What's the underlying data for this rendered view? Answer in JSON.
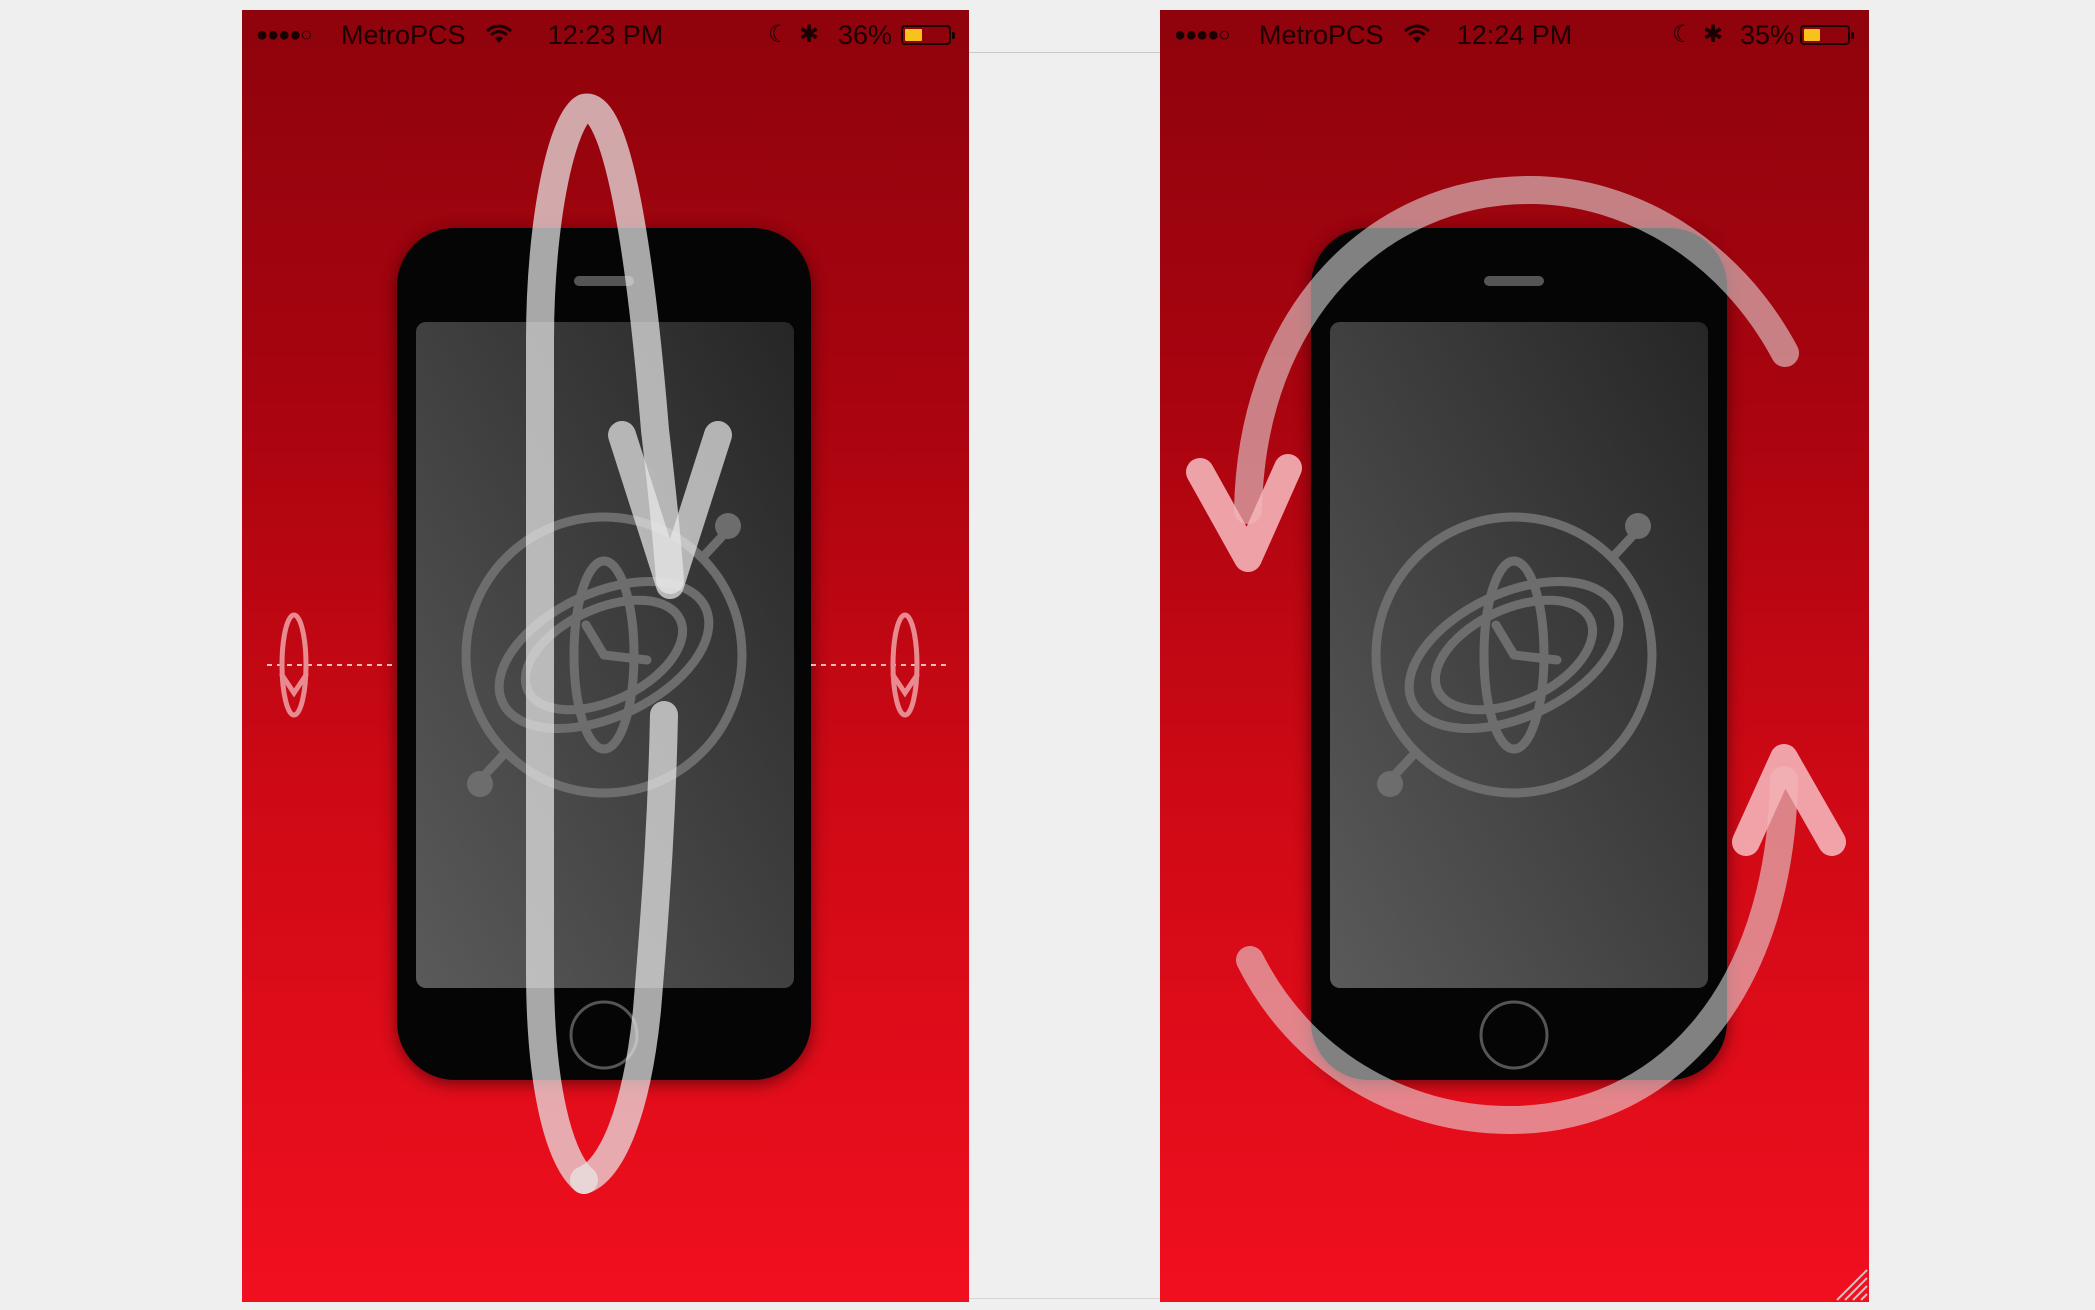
{
  "screens": [
    {
      "status": {
        "signal": "●●●●○",
        "carrier": "MetroPCS",
        "time": "12:23 PM",
        "battery_percent": "36%",
        "battery_level": 0.36
      },
      "gesture": "rotate about horizontal axis"
    },
    {
      "status": {
        "signal": "●●●●○",
        "carrier": "MetroPCS",
        "time": "12:24 PM",
        "battery_percent": "35%",
        "battery_level": 0.35
      },
      "gesture": "rotate in screen plane"
    }
  ],
  "icons": {
    "moon": "☾",
    "bluetooth": "✱",
    "app_logo": "gyroscope-icon"
  },
  "colors": {
    "background_top": "#8f030c",
    "background_bottom": "#f10f1e",
    "battery_fill": "#f7c21a",
    "arrow_white": "#d8d8d8",
    "arrow_pink": "#f4b4b8"
  }
}
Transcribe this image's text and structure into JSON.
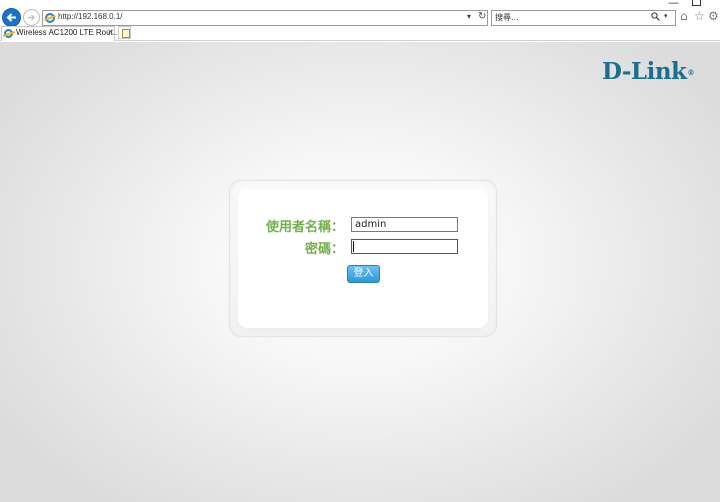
{
  "browser": {
    "url": "http://192.168.0.1/",
    "search_placeholder": "搜尋...",
    "tab_title": "Wireless AC1200 LTE Rout...",
    "tab_close": "×"
  },
  "page": {
    "logo_text": "D-Link",
    "logo_mark": "®",
    "username_label": "使用者名稱：",
    "password_label": "密碼：",
    "username_value": "admin",
    "password_value": "",
    "login_button": "登入"
  },
  "colors": {
    "label_green": "#73b04b",
    "logo_blue": "#1a6f8d",
    "button_blue": "#2a9ad8"
  }
}
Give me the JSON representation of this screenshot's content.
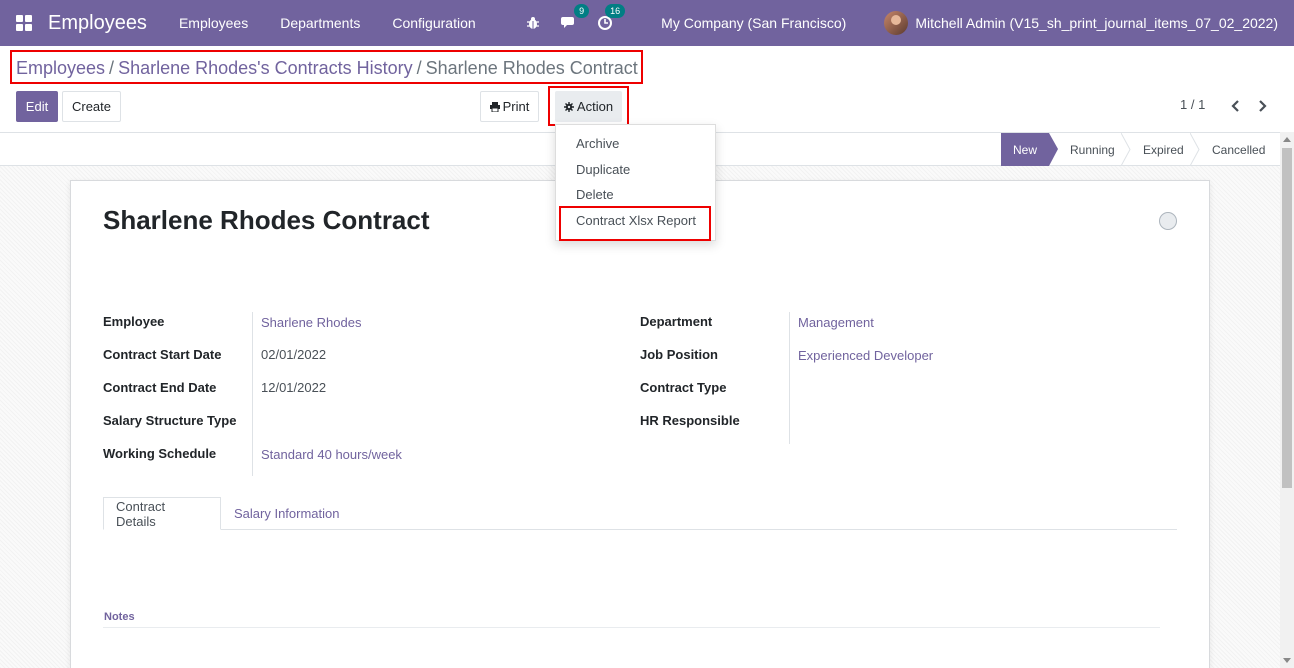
{
  "navbar": {
    "app_title": "Employees",
    "menu": [
      "Employees",
      "Departments",
      "Configuration"
    ],
    "messages_count": "9",
    "activities_count": "16",
    "company": "My Company (San Francisco)",
    "user": "Mitchell Admin (V15_sh_print_journal_items_07_02_2022)"
  },
  "breadcrumb": {
    "items": [
      "Employees",
      "Sharlene Rhodes's Contracts History"
    ],
    "current": "Sharlene Rhodes Contract",
    "separator": "/"
  },
  "buttons": {
    "edit": "Edit",
    "create": "Create",
    "print": "Print",
    "action": "Action"
  },
  "pager": {
    "value": "1 / 1"
  },
  "action_menu": [
    "Archive",
    "Duplicate",
    "Delete",
    "Contract Xlsx Report"
  ],
  "stages": [
    "New",
    "Running",
    "Expired",
    "Cancelled"
  ],
  "form": {
    "title": "Sharlene Rhodes Contract",
    "left_fields": [
      {
        "label": "Employee",
        "value": "Sharlene Rhodes"
      },
      {
        "label": "Contract Start Date",
        "value": "02/01/2022"
      },
      {
        "label": "Contract End Date",
        "value": "12/01/2022"
      },
      {
        "label": "Salary Structure Type",
        "value": ""
      },
      {
        "label": "Working Schedule",
        "value": "Standard 40 hours/week"
      }
    ],
    "right_fields": [
      {
        "label": "Department",
        "value": "Management"
      },
      {
        "label": "Job Position",
        "value": "Experienced Developer"
      },
      {
        "label": "Contract Type",
        "value": ""
      },
      {
        "label": "HR Responsible",
        "value": ""
      }
    ],
    "tabs": [
      "Contract Details",
      "Salary Information"
    ],
    "notes_label": "Notes"
  },
  "colors": {
    "brand": "#71639e",
    "badge": "#017e84",
    "highlight": "#ee0000"
  }
}
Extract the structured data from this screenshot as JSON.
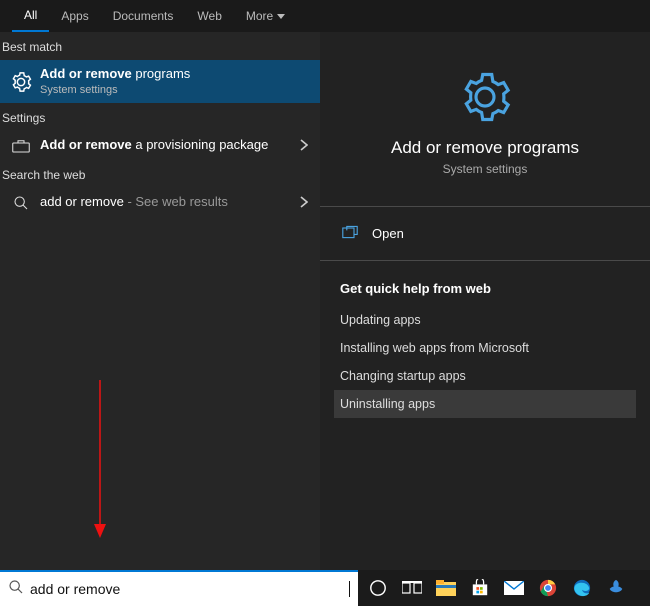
{
  "tabs": {
    "all": "All",
    "apps": "Apps",
    "documents": "Documents",
    "web": "Web",
    "more": "More"
  },
  "sections": {
    "best_match": "Best match",
    "settings": "Settings",
    "search_web": "Search the web"
  },
  "results": {
    "best": {
      "title_bold": "Add or remove",
      "title_rest": " programs",
      "subtitle": "System settings"
    },
    "setting1": {
      "title_bold": "Add or remove",
      "title_rest": " a provisioning package"
    },
    "web1": {
      "title_bold": "add or remove",
      "title_rest": " - See web results"
    }
  },
  "right": {
    "title": "Add or remove programs",
    "subtitle": "System settings",
    "open": "Open",
    "help_header": "Get quick help from web",
    "help_items": {
      "a": "Updating apps",
      "b": "Installing web apps from Microsoft",
      "c": "Changing startup apps",
      "d": "Uninstalling apps"
    }
  },
  "search": {
    "value": "add or remove"
  },
  "colors": {
    "accent": "#0078d4",
    "gear_blue": "#4aa3e0"
  }
}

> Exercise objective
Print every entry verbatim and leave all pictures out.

> Task response
What's the underlying data for this rendered view? Answer in JSON.
{
  "screens": [
    {
      "status": {
        "signal": "●●●●○",
        "carrier": "MetroPCS",
        "time": "12:23 PM",
        "battery_percent": "36%",
        "battery_level": 0.36
      },
      "gesture": "rotate about horizontal axis"
    },
    {
      "status": {
        "signal": "●●●●○",
        "carrier": "MetroPCS",
        "time": "12:24 PM",
        "battery_percent": "35%",
        "battery_level": 0.35
      },
      "gesture": "rotate in screen plane"
    }
  ],
  "icons": {
    "moon": "☾",
    "bluetooth": "✱",
    "app_logo": "gyroscope-icon"
  },
  "colors": {
    "background_top": "#8f030c",
    "background_bottom": "#f10f1e",
    "battery_fill": "#f7c21a",
    "arrow_white": "#d8d8d8",
    "arrow_pink": "#f4b4b8"
  }
}
Transcribe this image's text and structure into JSON.
{
  "browser": {
    "url": "http://192.168.0.1/",
    "search_placeholder": "搜尋...",
    "tab_title": "Wireless AC1200 LTE Rout...",
    "tab_close": "×"
  },
  "page": {
    "logo_text": "D-Link",
    "logo_mark": "®",
    "username_label": "使用者名稱：",
    "password_label": "密碼：",
    "username_value": "admin",
    "password_value": "",
    "login_button": "登入"
  },
  "colors": {
    "label_green": "#73b04b",
    "logo_blue": "#1a6f8d",
    "button_blue": "#2a9ad8"
  }
}
Give me the JSON representation of this screenshot's content.
{
  "navbar": {
    "app_title": "Employees",
    "menu": [
      "Employees",
      "Departments",
      "Configuration"
    ],
    "messages_count": "9",
    "activities_count": "16",
    "company": "My Company (San Francisco)",
    "user": "Mitchell Admin (V15_sh_print_journal_items_07_02_2022)"
  },
  "breadcrumb": {
    "items": [
      "Employees",
      "Sharlene Rhodes's Contracts History"
    ],
    "current": "Sharlene Rhodes Contract",
    "separator": "/"
  },
  "buttons": {
    "edit": "Edit",
    "create": "Create",
    "print": "Print",
    "action": "Action"
  },
  "pager": {
    "value": "1 / 1"
  },
  "action_menu": [
    "Archive",
    "Duplicate",
    "Delete",
    "Contract Xlsx Report"
  ],
  "stages": [
    "New",
    "Running",
    "Expired",
    "Cancelled"
  ],
  "form": {
    "title": "Sharlene Rhodes Contract",
    "left_fields": [
      {
        "label": "Employee",
        "value": "Sharlene Rhodes"
      },
      {
        "label": "Contract Start Date",
        "value": "02/01/2022"
      },
      {
        "label": "Contract End Date",
        "value": "12/01/2022"
      },
      {
        "label": "Salary Structure Type",
        "value": ""
      },
      {
        "label": "Working Schedule",
        "value": "Standard 40 hours/week"
      }
    ],
    "right_fields": [
      {
        "label": "Department",
        "value": "Management"
      },
      {
        "label": "Job Position",
        "value": "Experienced Developer"
      },
      {
        "label": "Contract Type",
        "value": ""
      },
      {
        "label": "HR Responsible",
        "value": ""
      }
    ],
    "tabs": [
      "Contract Details",
      "Salary Information"
    ],
    "notes_label": "Notes"
  },
  "colors": {
    "brand": "#71639e",
    "badge": "#017e84",
    "highlight": "#ee0000"
  }
}
Extract the structured data from this screenshot as JSON.
{
  "tabs": {
    "all": "All",
    "apps": "Apps",
    "documents": "Documents",
    "web": "Web",
    "more": "More"
  },
  "sections": {
    "best_match": "Best match",
    "settings": "Settings",
    "search_web": "Search the web"
  },
  "results": {
    "best": {
      "title_bold": "Add or remove",
      "title_rest": " programs",
      "subtitle": "System settings"
    },
    "setting1": {
      "title_bold": "Add or remove",
      "title_rest": " a provisioning package"
    },
    "web1": {
      "title_bold": "add or remove",
      "title_rest": " - See web results"
    }
  },
  "right": {
    "title": "Add or remove programs",
    "subtitle": "System settings",
    "open": "Open",
    "help_header": "Get quick help from web",
    "help_items": {
      "a": "Updating apps",
      "b": "Installing web apps from Microsoft",
      "c": "Changing startup apps",
      "d": "Uninstalling apps"
    }
  },
  "search": {
    "value": "add or remove"
  },
  "colors": {
    "accent": "#0078d4",
    "gear_blue": "#4aa3e0"
  }
}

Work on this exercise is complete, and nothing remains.